> [Work task]:
Those lines of the data that hold the word "addr" are to be copied out.

── Record set

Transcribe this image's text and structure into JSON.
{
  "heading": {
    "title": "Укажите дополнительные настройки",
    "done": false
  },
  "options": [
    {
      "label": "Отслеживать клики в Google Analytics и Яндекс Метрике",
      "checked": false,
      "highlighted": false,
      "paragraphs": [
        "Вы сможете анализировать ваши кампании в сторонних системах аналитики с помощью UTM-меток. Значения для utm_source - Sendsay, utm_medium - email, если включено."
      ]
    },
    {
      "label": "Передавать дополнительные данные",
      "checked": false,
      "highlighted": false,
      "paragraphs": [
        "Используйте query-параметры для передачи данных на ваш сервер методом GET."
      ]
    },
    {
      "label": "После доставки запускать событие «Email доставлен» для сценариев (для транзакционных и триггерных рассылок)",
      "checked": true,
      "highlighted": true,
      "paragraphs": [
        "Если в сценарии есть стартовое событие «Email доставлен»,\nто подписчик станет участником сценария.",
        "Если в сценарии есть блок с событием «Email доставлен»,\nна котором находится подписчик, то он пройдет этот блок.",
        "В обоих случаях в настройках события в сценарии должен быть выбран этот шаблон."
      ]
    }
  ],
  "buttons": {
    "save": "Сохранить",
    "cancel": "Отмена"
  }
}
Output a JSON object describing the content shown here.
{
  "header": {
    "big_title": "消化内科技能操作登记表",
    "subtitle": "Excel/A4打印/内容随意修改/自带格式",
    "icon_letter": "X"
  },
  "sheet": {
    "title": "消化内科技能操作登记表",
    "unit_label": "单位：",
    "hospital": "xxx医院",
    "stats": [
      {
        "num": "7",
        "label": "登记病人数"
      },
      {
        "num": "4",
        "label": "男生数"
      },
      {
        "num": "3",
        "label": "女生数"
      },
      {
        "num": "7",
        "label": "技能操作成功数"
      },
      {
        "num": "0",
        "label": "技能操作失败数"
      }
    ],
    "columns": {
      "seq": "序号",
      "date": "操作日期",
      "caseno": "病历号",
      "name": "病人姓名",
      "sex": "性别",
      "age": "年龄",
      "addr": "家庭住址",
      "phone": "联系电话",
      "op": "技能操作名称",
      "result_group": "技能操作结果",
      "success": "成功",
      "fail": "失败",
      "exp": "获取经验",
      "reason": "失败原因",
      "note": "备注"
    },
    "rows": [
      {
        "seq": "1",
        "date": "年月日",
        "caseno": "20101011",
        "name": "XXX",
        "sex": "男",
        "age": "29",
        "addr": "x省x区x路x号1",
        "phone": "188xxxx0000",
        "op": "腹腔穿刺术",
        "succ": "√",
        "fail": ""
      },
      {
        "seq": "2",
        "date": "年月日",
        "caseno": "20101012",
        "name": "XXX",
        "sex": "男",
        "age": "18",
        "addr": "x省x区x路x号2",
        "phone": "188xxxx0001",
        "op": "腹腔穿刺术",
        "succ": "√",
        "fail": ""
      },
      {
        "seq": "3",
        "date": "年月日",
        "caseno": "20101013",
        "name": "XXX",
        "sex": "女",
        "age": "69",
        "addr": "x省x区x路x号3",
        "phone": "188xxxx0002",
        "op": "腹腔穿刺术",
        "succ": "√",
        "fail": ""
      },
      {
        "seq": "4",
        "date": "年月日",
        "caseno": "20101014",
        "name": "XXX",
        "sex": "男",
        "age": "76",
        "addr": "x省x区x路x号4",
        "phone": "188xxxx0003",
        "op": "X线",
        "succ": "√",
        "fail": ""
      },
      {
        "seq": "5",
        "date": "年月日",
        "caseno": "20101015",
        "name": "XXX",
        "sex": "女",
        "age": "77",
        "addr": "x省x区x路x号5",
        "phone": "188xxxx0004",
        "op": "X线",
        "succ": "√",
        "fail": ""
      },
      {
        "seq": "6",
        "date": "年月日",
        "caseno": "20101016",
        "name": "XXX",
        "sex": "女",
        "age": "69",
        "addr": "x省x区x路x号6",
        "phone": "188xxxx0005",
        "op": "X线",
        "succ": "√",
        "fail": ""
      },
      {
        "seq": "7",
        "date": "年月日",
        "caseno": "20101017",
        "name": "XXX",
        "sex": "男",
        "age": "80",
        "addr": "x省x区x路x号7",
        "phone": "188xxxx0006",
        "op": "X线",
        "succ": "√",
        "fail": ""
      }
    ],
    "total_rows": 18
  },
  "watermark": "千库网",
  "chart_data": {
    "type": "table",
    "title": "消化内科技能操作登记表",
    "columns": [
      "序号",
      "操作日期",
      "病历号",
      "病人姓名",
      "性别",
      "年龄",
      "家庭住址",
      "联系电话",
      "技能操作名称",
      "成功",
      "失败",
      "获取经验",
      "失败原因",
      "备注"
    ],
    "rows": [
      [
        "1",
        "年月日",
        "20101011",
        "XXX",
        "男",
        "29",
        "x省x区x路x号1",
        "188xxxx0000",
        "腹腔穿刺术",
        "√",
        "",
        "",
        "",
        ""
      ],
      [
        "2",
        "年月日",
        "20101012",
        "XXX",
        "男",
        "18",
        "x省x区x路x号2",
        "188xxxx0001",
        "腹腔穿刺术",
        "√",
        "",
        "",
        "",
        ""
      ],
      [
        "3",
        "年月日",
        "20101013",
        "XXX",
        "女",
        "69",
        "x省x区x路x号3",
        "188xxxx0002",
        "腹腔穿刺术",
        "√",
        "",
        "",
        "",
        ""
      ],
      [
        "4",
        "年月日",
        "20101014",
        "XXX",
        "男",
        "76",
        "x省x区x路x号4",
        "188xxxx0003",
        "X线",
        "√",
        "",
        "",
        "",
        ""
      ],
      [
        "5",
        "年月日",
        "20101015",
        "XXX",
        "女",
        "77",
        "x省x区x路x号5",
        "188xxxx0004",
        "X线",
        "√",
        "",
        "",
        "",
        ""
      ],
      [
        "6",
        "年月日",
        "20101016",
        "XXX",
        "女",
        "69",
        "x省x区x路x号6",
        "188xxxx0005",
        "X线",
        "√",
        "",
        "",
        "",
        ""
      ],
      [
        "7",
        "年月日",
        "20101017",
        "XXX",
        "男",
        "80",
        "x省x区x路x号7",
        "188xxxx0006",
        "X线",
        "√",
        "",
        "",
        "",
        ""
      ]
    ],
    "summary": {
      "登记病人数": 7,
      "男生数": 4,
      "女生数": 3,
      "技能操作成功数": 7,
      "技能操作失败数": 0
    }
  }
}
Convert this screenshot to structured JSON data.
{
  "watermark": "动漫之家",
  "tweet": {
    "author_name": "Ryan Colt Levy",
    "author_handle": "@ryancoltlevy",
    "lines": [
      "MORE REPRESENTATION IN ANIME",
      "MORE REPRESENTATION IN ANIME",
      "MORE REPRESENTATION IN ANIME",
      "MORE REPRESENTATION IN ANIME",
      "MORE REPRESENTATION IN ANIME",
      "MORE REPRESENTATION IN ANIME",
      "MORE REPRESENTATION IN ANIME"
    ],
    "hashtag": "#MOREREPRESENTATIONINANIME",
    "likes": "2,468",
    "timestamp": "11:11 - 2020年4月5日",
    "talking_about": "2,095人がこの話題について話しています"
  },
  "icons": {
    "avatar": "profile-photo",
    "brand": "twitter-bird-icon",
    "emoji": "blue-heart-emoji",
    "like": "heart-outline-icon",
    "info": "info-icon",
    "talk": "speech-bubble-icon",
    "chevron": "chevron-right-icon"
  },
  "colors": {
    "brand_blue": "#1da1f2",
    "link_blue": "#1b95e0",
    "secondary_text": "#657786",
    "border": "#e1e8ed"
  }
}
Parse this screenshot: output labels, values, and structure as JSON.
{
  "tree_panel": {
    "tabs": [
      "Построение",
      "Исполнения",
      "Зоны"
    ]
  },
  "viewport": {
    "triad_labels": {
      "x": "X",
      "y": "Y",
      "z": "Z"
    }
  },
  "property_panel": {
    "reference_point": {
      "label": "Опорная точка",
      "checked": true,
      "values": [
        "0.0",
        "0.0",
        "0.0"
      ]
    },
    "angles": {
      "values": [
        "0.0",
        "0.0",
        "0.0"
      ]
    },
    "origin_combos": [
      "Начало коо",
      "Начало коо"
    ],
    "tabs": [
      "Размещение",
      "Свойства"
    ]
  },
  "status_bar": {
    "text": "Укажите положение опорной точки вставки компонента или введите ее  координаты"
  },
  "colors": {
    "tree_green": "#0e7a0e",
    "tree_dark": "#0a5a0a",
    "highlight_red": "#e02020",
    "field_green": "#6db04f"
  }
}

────

> [Task solution]:
      "addr": "家庭住址",
        "addr": "x省x区x路x号1",
        "addr": "x省x区x路x号2",
        "addr": "x省x区x路x号3",
        "addr": "x省x区x路x号4",
        "addr": "x省x区x路x号5",
        "addr": "x省x区x路x号6",
        "addr": "x省x区x路x号7",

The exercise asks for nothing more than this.